WORK REQUEST: Every line that contains the word "text" should be copied from the records below.

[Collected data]
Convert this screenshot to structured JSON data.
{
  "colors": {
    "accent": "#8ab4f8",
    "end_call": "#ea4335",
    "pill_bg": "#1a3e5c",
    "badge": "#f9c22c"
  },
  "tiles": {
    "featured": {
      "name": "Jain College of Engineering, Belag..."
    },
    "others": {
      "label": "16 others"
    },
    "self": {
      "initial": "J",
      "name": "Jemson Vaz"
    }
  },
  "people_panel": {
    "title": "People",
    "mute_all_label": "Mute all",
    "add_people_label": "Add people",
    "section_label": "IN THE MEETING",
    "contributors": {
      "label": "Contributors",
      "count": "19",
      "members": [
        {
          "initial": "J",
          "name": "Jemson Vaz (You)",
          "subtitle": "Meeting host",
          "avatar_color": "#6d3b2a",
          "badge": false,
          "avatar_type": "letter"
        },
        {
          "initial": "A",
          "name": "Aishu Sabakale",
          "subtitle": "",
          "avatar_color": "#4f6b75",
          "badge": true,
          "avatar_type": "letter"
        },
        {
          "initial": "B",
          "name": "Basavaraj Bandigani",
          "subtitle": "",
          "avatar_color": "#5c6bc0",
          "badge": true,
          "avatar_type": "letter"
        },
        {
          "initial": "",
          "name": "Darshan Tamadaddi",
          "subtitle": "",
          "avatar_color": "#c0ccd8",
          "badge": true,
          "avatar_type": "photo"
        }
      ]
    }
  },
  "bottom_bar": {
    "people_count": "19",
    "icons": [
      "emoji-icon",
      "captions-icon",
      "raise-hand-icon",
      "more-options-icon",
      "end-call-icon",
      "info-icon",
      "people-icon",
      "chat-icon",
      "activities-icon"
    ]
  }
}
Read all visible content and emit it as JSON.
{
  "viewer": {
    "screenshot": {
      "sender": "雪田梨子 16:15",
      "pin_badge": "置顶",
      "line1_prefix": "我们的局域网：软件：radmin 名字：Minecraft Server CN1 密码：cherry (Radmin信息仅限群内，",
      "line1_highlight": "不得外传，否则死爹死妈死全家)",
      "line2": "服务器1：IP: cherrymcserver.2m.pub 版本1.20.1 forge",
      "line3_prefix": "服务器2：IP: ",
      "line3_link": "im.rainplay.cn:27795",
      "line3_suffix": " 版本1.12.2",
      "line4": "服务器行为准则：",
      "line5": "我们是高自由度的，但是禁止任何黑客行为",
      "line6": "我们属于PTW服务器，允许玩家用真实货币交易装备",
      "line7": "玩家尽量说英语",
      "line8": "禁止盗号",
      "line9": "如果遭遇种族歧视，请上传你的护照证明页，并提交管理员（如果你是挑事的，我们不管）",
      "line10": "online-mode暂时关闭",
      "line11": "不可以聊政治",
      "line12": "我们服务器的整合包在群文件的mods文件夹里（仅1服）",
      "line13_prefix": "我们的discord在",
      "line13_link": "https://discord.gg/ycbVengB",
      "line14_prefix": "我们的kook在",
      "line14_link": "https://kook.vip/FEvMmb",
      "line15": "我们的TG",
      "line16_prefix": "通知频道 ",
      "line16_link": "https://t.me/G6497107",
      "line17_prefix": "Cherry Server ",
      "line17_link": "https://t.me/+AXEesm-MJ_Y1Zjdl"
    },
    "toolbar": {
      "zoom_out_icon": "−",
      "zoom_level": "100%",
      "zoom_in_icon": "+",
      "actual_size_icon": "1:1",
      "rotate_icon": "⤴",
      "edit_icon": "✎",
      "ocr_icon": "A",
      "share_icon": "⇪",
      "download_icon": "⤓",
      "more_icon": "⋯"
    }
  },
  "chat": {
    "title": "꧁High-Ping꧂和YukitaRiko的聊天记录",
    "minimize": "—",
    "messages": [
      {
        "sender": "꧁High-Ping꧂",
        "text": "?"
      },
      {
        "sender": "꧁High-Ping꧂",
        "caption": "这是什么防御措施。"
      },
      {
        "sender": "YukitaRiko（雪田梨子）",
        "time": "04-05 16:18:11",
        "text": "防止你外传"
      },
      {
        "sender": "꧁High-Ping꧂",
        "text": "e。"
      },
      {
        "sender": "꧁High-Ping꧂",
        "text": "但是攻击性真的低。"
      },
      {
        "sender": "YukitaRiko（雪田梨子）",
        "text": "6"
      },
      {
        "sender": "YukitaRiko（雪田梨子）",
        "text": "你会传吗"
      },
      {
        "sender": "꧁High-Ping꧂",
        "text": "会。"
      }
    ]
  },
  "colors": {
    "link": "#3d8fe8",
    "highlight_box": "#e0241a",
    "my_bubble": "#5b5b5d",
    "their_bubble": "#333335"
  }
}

TASK RESPONSE:
        "text": "?"
        "text": "防止你外传"
        "text": "e。"
        "text": "但是攻击性真的低。"
        "text": "6"
        "text": "你会传吗"
        "text": "会。"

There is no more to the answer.